Not one wrong note in Globe’s ‘Opus’
History shows that artistic geniuses are often high-strung, and this rings true in Michael Hollinger’s “Opus.” A four-member, world-renowned string quartet is about to prepare for a prestigious performance at the White House when its violist disappears.
A standout audition by a female admits her to the quartet, but she soon discovers there are many sour notes among the group’s personalities that she may not be able to handle. The Old Globe’s production of “Opus” runs through April 26 in the Globe’s Arena Theatre at the San Diego Museum of Art’s James S. Copley Auditorium.
The first sight of the minimal stage setting of four folding chairs and four string instruments on the Copley Auditorium floor might make one think what could possibly transpire here that would be so intriguing. With the final applause and standing ovation that took place at the end of the play I attended, there was a resounding answer - magic!
Elliott (Jim Abele), Alan (Jeffrey M. Bender) and Carl (Corey Brill) are facing a crisis in their career. Their fourth partner in their quartet is missing, and they must find a fill-in to meet their upcoming performance deadline. An ordinary violist will not do. These are perfectionists with unprecedented ears, who can tell a partner they didn’t poco retard a note or they needed to be molto expressivo.
The group is reluctant to try out a female, but when Grace (Katie Sigismund) looks at the sheet of music in front of her and plays like an angel, she’s in. Grace has heard about this group, even watched a documentary about it that revealed its intense personalities. She’s also worried about what happened to Dorian (Mark H. Dold), a founder of the group and whose shoes she is nervous to fill.
As the group prepares to play one of its most challenging pieces to date - Beethoven’s difficult Opus 131 - each practice session is fraught with more angst. Carl and Alan are very concerned about Dorian. Elliot, Dorian’s former lover, disguises his concern with anger, which begins to hamper the focus of the group. Pressure is already so prominent among the quartet that when Dorian returns, it could blow up in everyone’s face.
Hollinger, himself a classically trained violist, writes about a world he knows best in this 2006 Barrymore Award-winning play. His inspiration came from the renowned Guarneri String Quartet, which played together for 45 years.
What’s so intriguing about “Opus” is the underlying layers of the characters. As professionals, they are one unit - deciding who will remain, where and what they will play and even what they will wear. Yet each member has a completely different life situation that must be silhouetted as a backdrop to his or her career.

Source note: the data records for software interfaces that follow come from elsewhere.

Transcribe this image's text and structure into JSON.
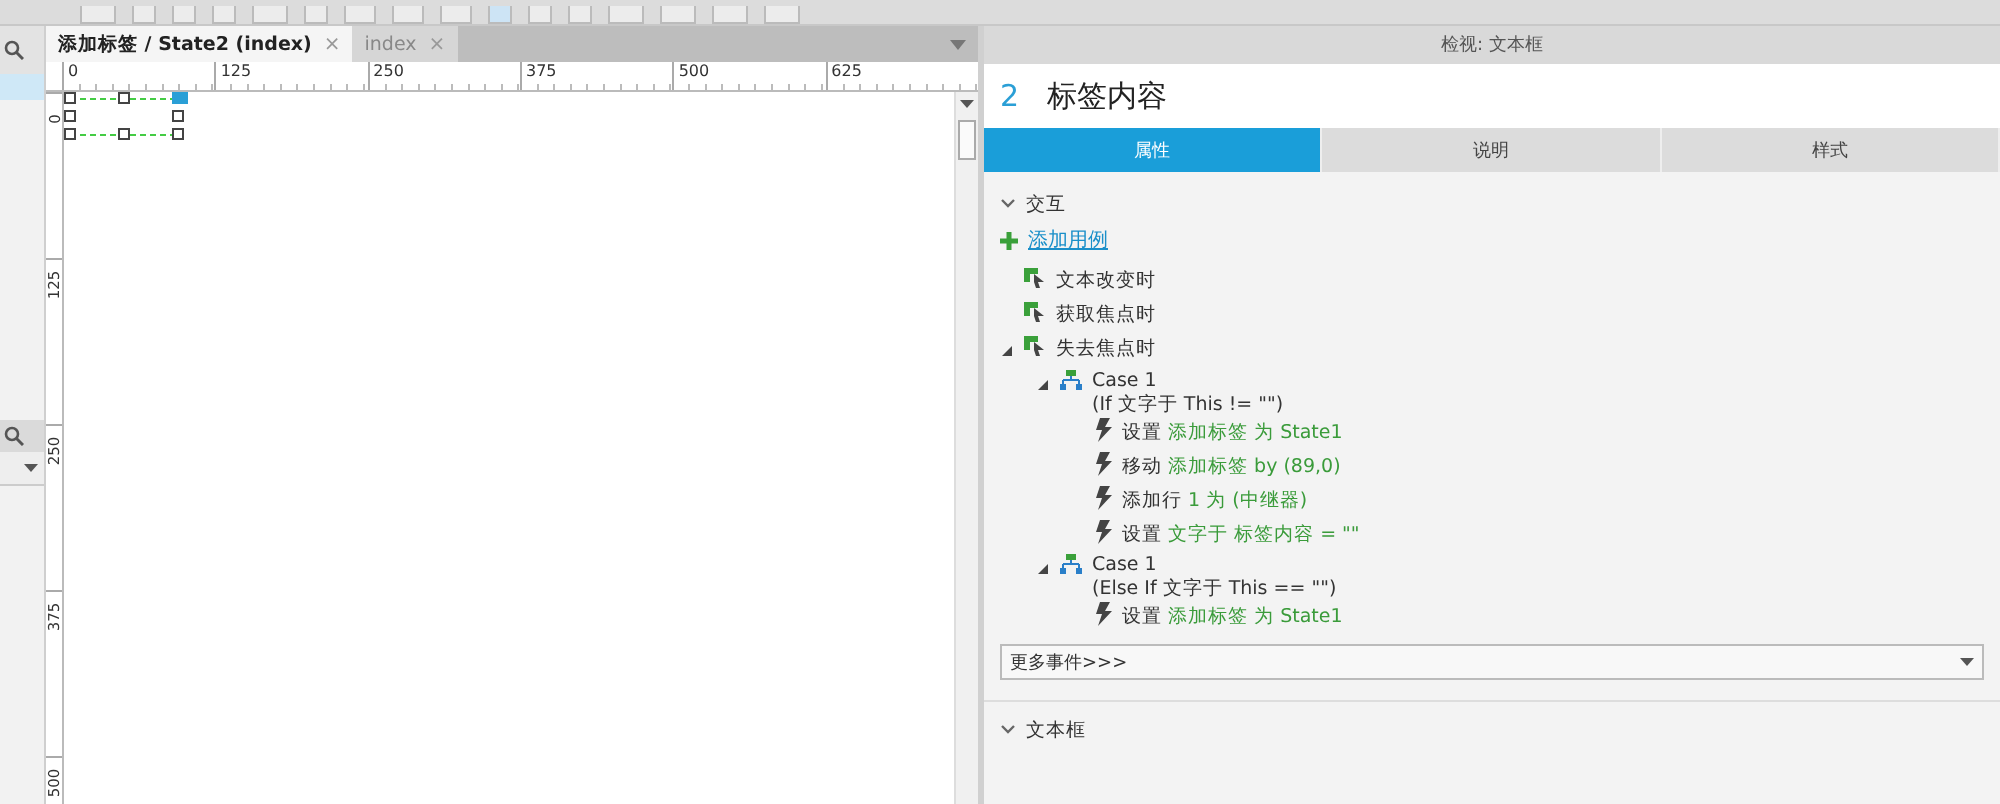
{
  "editor_tabs": [
    {
      "label": "添加标签 / State2 (index)",
      "selected": true,
      "close": "×"
    },
    {
      "label": "index",
      "selected": false,
      "close": "×"
    }
  ],
  "ruler": {
    "x_labels": [
      "0",
      "125",
      "250",
      "375",
      "500",
      "625"
    ],
    "y_labels": [
      "0",
      "125",
      "250",
      "375",
      "500"
    ]
  },
  "inspector": {
    "title": "检视: 文本框",
    "number": "2",
    "name": "标签内容",
    "tabs": [
      {
        "label": "属性",
        "selected": true
      },
      {
        "label": "说明",
        "selected": false
      },
      {
        "label": "样式",
        "selected": false
      }
    ],
    "interaction": {
      "heading": "交互",
      "expanded": true,
      "add_case": "添加用例",
      "events": [
        {
          "label": "文本改变时"
        },
        {
          "label": "获取焦点时"
        },
        {
          "label": "失去焦点时",
          "expanded": true,
          "cases": [
            {
              "label": "Case 1",
              "condition": "(If 文字于 This != \"\")",
              "expanded": true,
              "actions": [
                {
                  "verb": "设置",
                  "detail": "添加标签 为 State1"
                },
                {
                  "verb": "移动",
                  "detail": "添加标签 by (89,0)"
                },
                {
                  "verb": "添加行",
                  "detail": "1 为 (中继器)"
                },
                {
                  "verb": "设置",
                  "detail": "文字于 标签内容 = \"\""
                }
              ]
            },
            {
              "label": "Case 1",
              "condition": "(Else If 文字于 This == \"\")",
              "expanded": true,
              "actions": [
                {
                  "verb": "设置",
                  "detail": "添加标签 为 State1"
                }
              ]
            }
          ]
        }
      ],
      "more_events": "更多事件>>>"
    },
    "textbox_section": {
      "heading": "文本框",
      "expanded": true
    }
  }
}
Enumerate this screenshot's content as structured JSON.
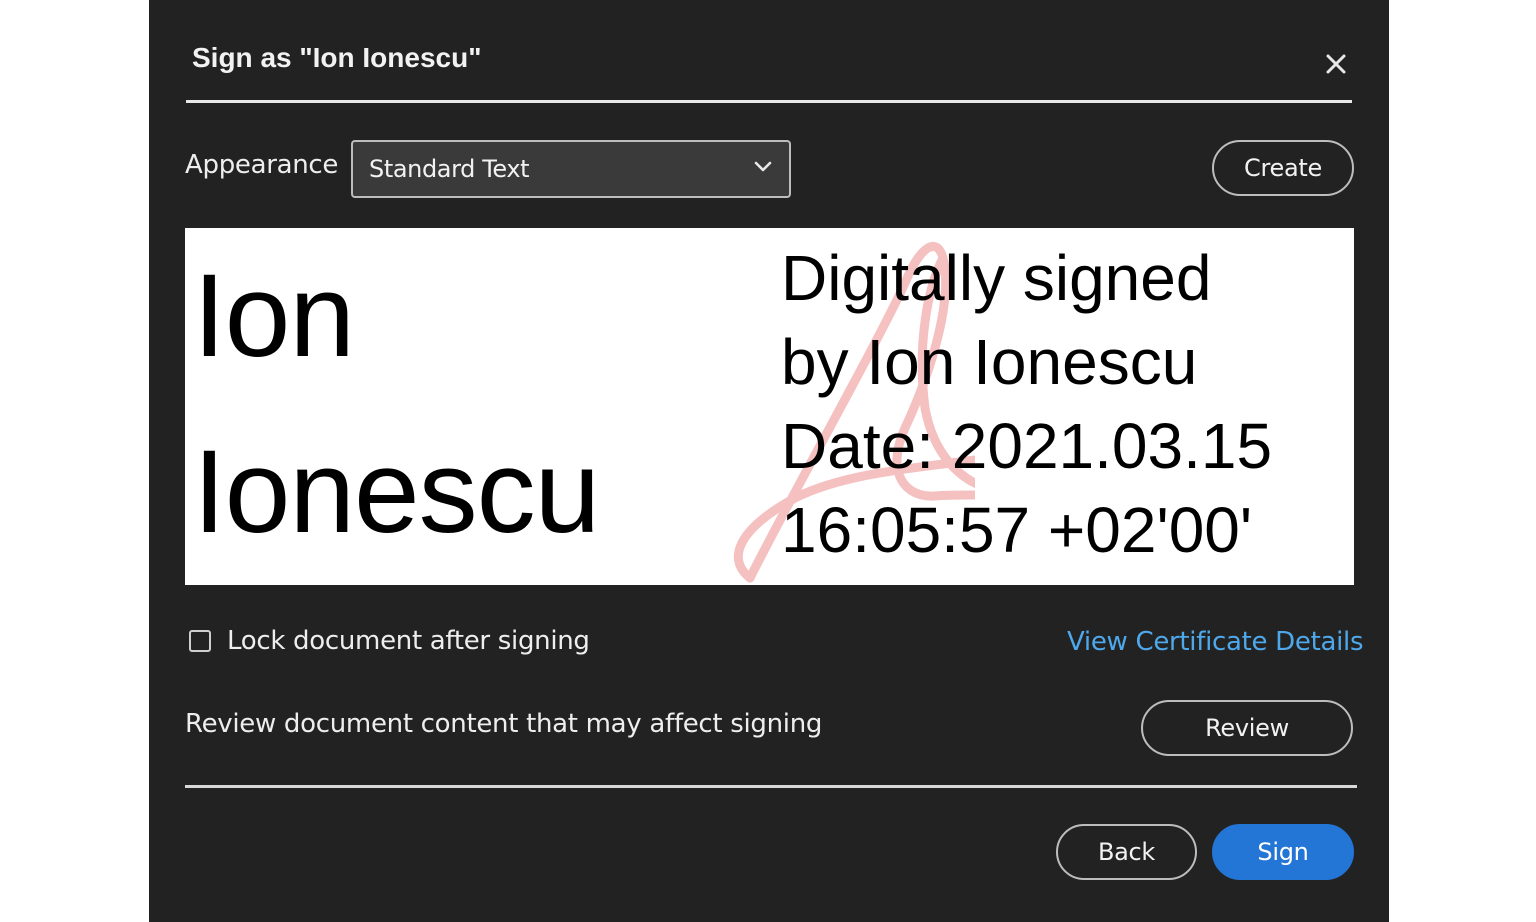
{
  "dialog": {
    "title": "Sign as \"Ion Ionescu\"",
    "close_icon": "close-icon"
  },
  "appearance": {
    "label": "Appearance",
    "selected": "Standard Text",
    "chevron_icon": "chevron-down-icon",
    "create_label": "Create"
  },
  "preview": {
    "name_lines": [
      "Ion",
      "Ionescu"
    ],
    "detail_lines": [
      "Digitally signed",
      "by Ion Ionescu",
      "Date: 2021.03.15",
      "16:05:57 +02'00'"
    ],
    "watermark_icon": "acrobat-logo-watermark",
    "watermark_color": "#f4b6b6"
  },
  "options": {
    "lock_label": "Lock document after signing",
    "lock_checked": false,
    "cert_link": "View Certificate Details",
    "review_text": "Review document content that may affect signing",
    "review_label": "Review"
  },
  "footer": {
    "back_label": "Back",
    "sign_label": "Sign"
  },
  "colors": {
    "dialog_bg": "#222222",
    "accent": "#2375d6",
    "link": "#4ea8ec"
  }
}
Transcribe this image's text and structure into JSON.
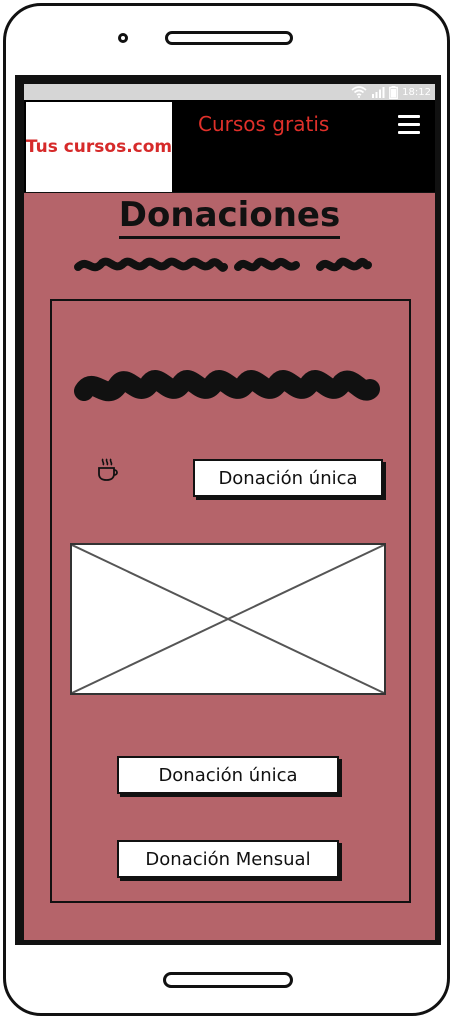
{
  "status_bar": {
    "time": "18:12"
  },
  "header": {
    "logo_text": "Tus cursos.com",
    "title": "Cursos gratis",
    "menu_icon": "hamburger-icon"
  },
  "page": {
    "title": "Donaciones"
  },
  "card": {
    "icon": "coffee-cup-icon",
    "single_donation_top_label": "Donación única",
    "image": "image-placeholder",
    "single_donation_label": "Donación única",
    "monthly_donation_label": "Donación Mensual"
  },
  "colors": {
    "content_background": "#b5646a",
    "header_background": "#000000",
    "accent_red": "#d62a2a"
  }
}
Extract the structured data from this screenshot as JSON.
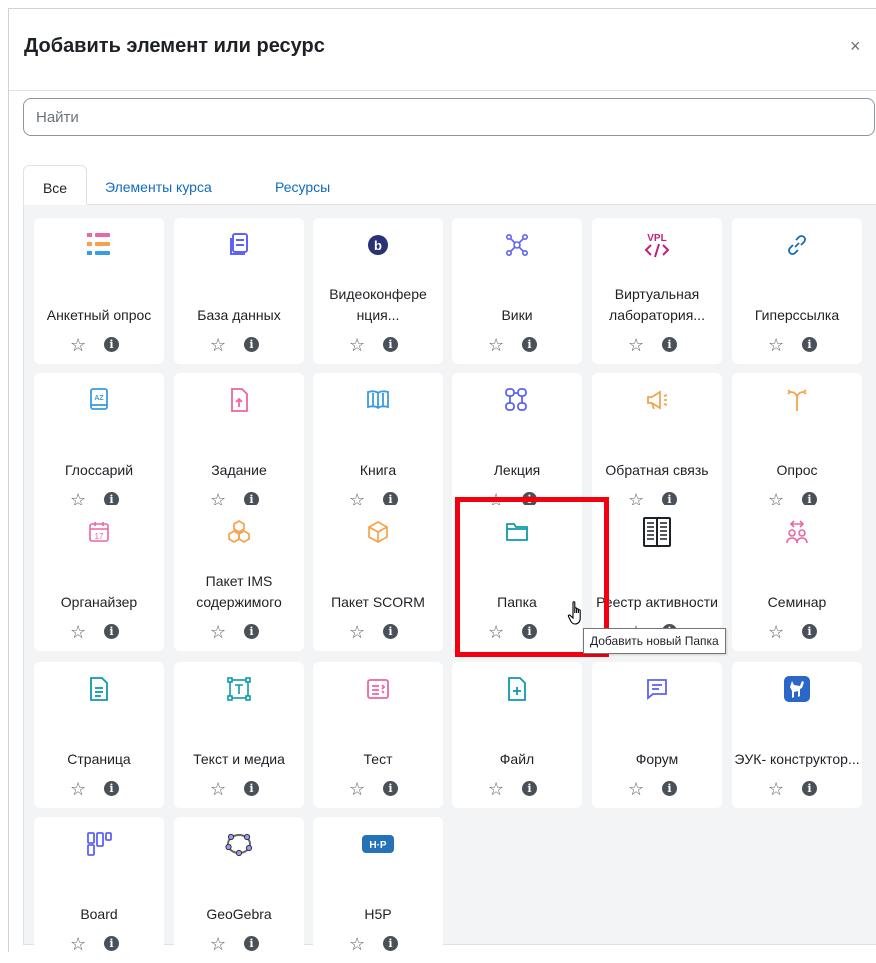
{
  "modal": {
    "title": "Добавить элемент или ресурс",
    "close_label": "×",
    "search_placeholder": "Найти",
    "tabs": [
      {
        "label": "Все",
        "active": true
      },
      {
        "label": "Элементы курса",
        "active": false
      },
      {
        "label": "Ресурсы",
        "active": false
      }
    ]
  },
  "modules": [
    {
      "name": "Анкетный опрос",
      "icon": "survey-icon"
    },
    {
      "name": "База данных",
      "icon": "database-icon"
    },
    {
      "name": "Видеоконфере нция...",
      "icon": "bigbluebutton-icon"
    },
    {
      "name": "Вики",
      "icon": "wiki-icon"
    },
    {
      "name": "Виртуальная лаборатория...",
      "icon": "vpl-icon"
    },
    {
      "name": "Гиперссылка",
      "icon": "link-icon"
    },
    {
      "name": "Глоссарий",
      "icon": "glossary-icon"
    },
    {
      "name": "Задание",
      "icon": "assignment-icon"
    },
    {
      "name": "Книга",
      "icon": "book-icon"
    },
    {
      "name": "Лекция",
      "icon": "lesson-icon"
    },
    {
      "name": "Обратная связь",
      "icon": "feedback-icon"
    },
    {
      "name": "Опрос",
      "icon": "choice-icon"
    },
    {
      "name": "Органайзер",
      "icon": "calendar-icon"
    },
    {
      "name": "Пакет IMS содержимого",
      "icon": "ims-package-icon"
    },
    {
      "name": "Пакет SCORM",
      "icon": "scorm-icon"
    },
    {
      "name": "Папка",
      "icon": "folder-icon"
    },
    {
      "name": "Реестр активности",
      "icon": "activity-registry-icon"
    },
    {
      "name": "Семинар",
      "icon": "workshop-icon"
    },
    {
      "name": "Страница",
      "icon": "page-icon"
    },
    {
      "name": "Текст и медиа",
      "icon": "text-media-icon"
    },
    {
      "name": "Тест",
      "icon": "quiz-icon"
    },
    {
      "name": "Файл",
      "icon": "file-icon"
    },
    {
      "name": "Форум",
      "icon": "forum-icon"
    },
    {
      "name": "ЭУК- конструктор...",
      "icon": "euk-builder-icon"
    },
    {
      "name": "Board",
      "icon": "board-icon"
    },
    {
      "name": "GeoGebra",
      "icon": "geogebra-icon"
    },
    {
      "name": "H5P",
      "icon": "h5p-icon"
    }
  ],
  "tooltip": "Добавить новый Папка",
  "icons": {
    "star": "star-outline-icon",
    "info": "info-icon"
  },
  "colors": {
    "link": "#0f6cbf",
    "highlight": "#f2000f",
    "panel": "#f3f4f6"
  }
}
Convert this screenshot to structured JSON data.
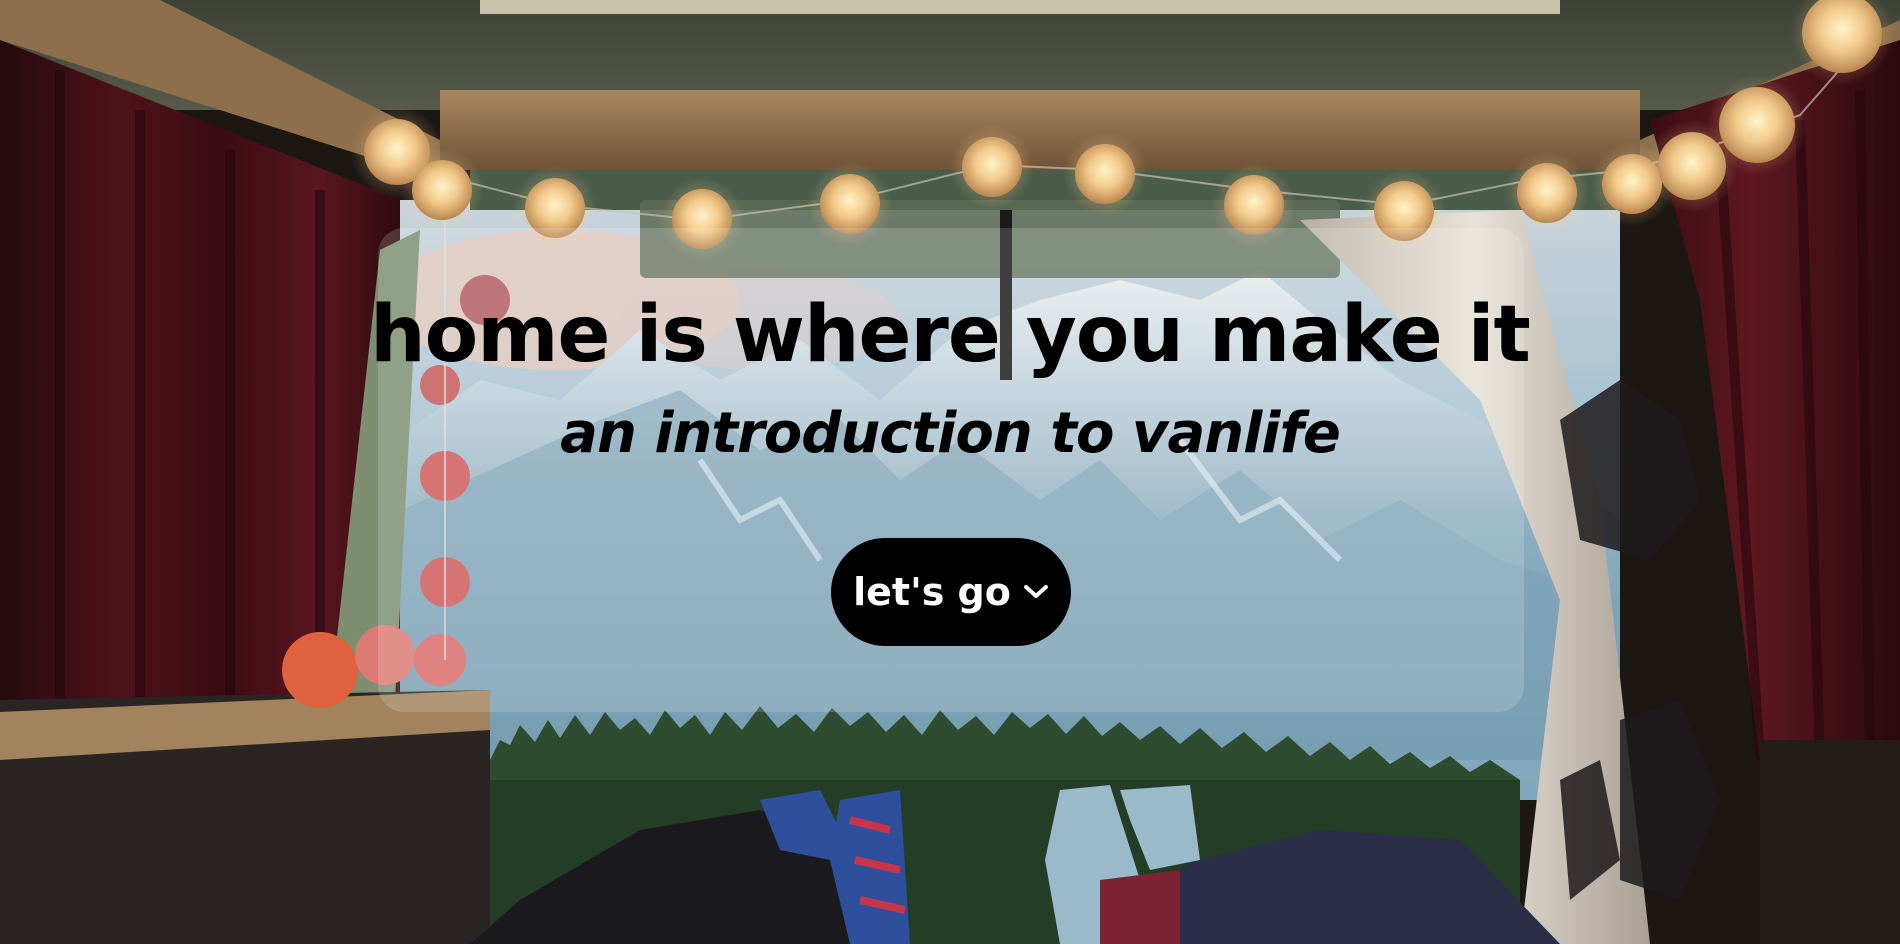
{
  "hero": {
    "headline": "home is where you make it",
    "subheadline": "an introduction to vanlife",
    "cta_label": "let's go",
    "cta_icon": "chevron-down-icon"
  },
  "colors": {
    "text": "#000000",
    "button_bg": "#000000",
    "button_text": "#ffffff",
    "curtain": "#4a1018",
    "sky": "#9fc3d6",
    "forest": "#2d4a2a"
  }
}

How these layers are peeled back is part of the play’s fascination. I also enjoyed learning some of the music lingo and getting a peek into the lives of how creative musicians need to be precise to a fault for their art. The fact that the actors mimic playing the selections of Bach, Beethoven and others that are heard is insignificant. There’s not one wrong note in “Opus.”
- Through April 26
- The Old Globe’s
- Copley Auditorium, San Diego Museum of Art
- 1450 El Prado
- (619) 234-5623,